My blood sugar has been hovering in the high 200s to low 300s range today, and nothing I do seems to be able to bring it down. Add in my keytones and *boom!* I'm out of school for the day. Now these things happen from time to time. There are just those days when your blood sugar doesn't want to cooperate and you'd be better off at home rather than staring at the board all day, trying to pay attention but just letting your mind wonder.
Some of my teachers have yet to get this.
In elementary school, it's not as difficult. But when you hit middle school, and every year after, you find them; it's inevitable. Every year, there's that one teacher. Maybe they start out nice, maybe they don't. But one thing's for sure; when you start missing their class because you have problems with your blood sugar, you'd better believe there's some hell to pay.
I decide to write about this now as I'm currently dealing with this teacher. He started out perfectly nice; pretty funny, laid back guy even. And all was well until the beginning of the second semester, when my blood sugar started acting up on me. And boy oh boy, did that attitude suddenly change. The conversation I had went something like this;
Teacher: You missed my class twice last week, Reed.
Me: Yeah I know; I'm sorry. I had some problems with my blood sugar, but it seems to be doing better now.
Teacher: Hmm...alright. Well there's a test tomorrow, and I expect you take it. Also, these homework assignments need to be made up by Friday or they're worth half credit.
...I'm sorry, what?
I find it extremely annoying when these teachers assume that when we're out of class for high blood sugar, we're just sitting in the nurses office lounging our day away. I swear it seems like I have ADD when I'm high, because it's impossible to focus on one particular thing for an extended amount of time (Also I talk a lot). We are not not having a fun time. The way I describe a bad high blood sugar is that tingly feeling you get during a sugar rush. The only difference is that it doesn't go away, and after a while that feeling starts getting really uncomfortable.
Another thing that I don't think he realizes is that when you're blood sugar finally levels out after being so high for so long, you are tired. When the school sends you home, you aren't going to do homework. You're going to take a nap and worry about it later, because it feels like you just ran a marathon.
I'm very thankful to be in a school with block classes, so that if something like this happens, I can always do my homework the next day. Other kids aren't so lucky, and I've heard some interesting stories from some of my diabetic friends. The important thing to remember is that if things aren't going well, you have a right to step back and take a breath. Get a 504 plan to help you out if you're missing a lot of class (it's saved me on a few occasions).

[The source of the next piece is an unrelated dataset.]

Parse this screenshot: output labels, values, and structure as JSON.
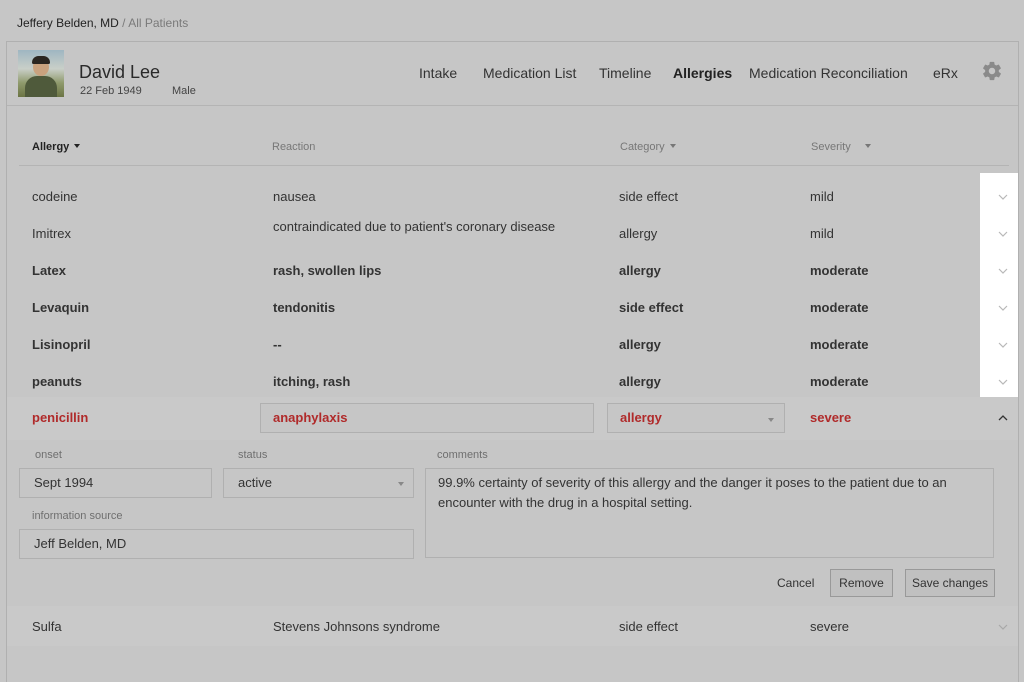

I suppose my teacher and I are on better terms now, but he still doesn't like me missing lessons. I heard from some friends he'll make jokes about me in class sometimes, saying that I need to lay off the sugar. My response to that is this; here's a list of all the diabetic research organizations in the country. Get out your phone, call them, and make a donation to help cure this. Then I'll for sure stop missing your class, and every other teacher who's complaining about something they can't even begin to understand will lay off, too.
I'm still waiting for him to make that call, by the way.
Another thing these teachers don't seem to realize is that you need to watch those kinds of comments. Because the only thing worse than getting a diabetic student mad at you, is getting a diabetic parent mad at you. Take it from me; they will find you, they will not be happy, and you will regret any bad thought you ever had. Am I right?
So to all those teachers who think their diabetic students are slackers, and that the parents need to tell them buck it up and just go to class...I would lock your windows from now on. You know, just in case.